In order to accomplish this, existing device types used for PUF designs will be reviewed and key criteria that are important in the design of a robust PUF such as variability, uniqueness, unclonability and stability with respect to aging over time will be identified. A formalized set of standards will then be generated from this research to identify and evaluate future PUF designs.

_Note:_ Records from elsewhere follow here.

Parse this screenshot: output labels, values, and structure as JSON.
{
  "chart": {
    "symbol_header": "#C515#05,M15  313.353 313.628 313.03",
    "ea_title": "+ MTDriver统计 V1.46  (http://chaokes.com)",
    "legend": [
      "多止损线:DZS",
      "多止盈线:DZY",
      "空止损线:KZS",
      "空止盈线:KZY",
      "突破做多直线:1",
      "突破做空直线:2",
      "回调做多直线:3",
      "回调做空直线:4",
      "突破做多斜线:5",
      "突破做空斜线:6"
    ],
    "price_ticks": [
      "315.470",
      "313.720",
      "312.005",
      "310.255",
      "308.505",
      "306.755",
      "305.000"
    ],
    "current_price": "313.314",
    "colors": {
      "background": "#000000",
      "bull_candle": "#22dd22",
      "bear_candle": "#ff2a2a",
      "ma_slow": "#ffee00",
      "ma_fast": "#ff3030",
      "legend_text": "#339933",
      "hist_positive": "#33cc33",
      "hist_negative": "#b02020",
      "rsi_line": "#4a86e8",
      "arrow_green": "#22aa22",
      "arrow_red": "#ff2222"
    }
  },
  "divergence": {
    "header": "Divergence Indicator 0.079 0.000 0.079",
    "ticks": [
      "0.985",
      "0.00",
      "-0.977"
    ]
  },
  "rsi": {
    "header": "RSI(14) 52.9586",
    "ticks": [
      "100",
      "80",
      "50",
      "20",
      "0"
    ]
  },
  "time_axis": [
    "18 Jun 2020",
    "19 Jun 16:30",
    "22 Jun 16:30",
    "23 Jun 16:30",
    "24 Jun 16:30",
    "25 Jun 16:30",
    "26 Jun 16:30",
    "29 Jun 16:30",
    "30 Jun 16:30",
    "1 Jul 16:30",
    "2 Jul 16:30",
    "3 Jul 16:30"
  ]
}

Cyberspace networks are increasingly vulnerable to a wide array of new threats, making it imperative that we equip our airmen with advanced and superior operational capabilities in cyberspace4. Identifying hardware level, physics based device processes that can be exploited to increase information assurance in DoD cyber systems is a necessary shift towards creating hardware security as a built-in, ground up security measure. This type of research, including security analysis, nanoelectronics, counterfeit device detection, cryptography, and cyberattack countermeasures will elevate security as a fundamental design parameter and transform the way new nanoscale devices are developed. The applications of the technologies discussed above are envisioned to be the cornerstones of a system that greatly inhibits the unwanted exfiltration of data and proliferation of malware through multiple systems.
 Department of Defense DoD Directive 3020.40, DoD Policy and Responsibilities for Critical Infrastructure, July 2010, available at:http://www.dtic.mil/whs/directives/corres/ pdf/302040p.pdf.
 Department of Defense Instruction (DoDI) 8500.01E, DoD Policy and Responsibilities for Critical Infrastructure, July 2010, available at:http://www.dtic.mil/whs/directives/ corres/pdf/302040p.pdf.
 Jeyavijayan Rajendran, Student Member, IEEE, Ramesh Karri, Member, IEEE, James B. Wendt, Member, IEEE, Miodrag Potkonjak, Member, IEEE, Nathan McDonald, Member, IEEE, Garrett S. Rose, Member, IEEE, and Bryant Wysocki, Member, IEEE ”Nanoelectronic Solutions for Hardware Security”.
 Air Force Basic Doctrine, Organization, and Command, 14 October 2011.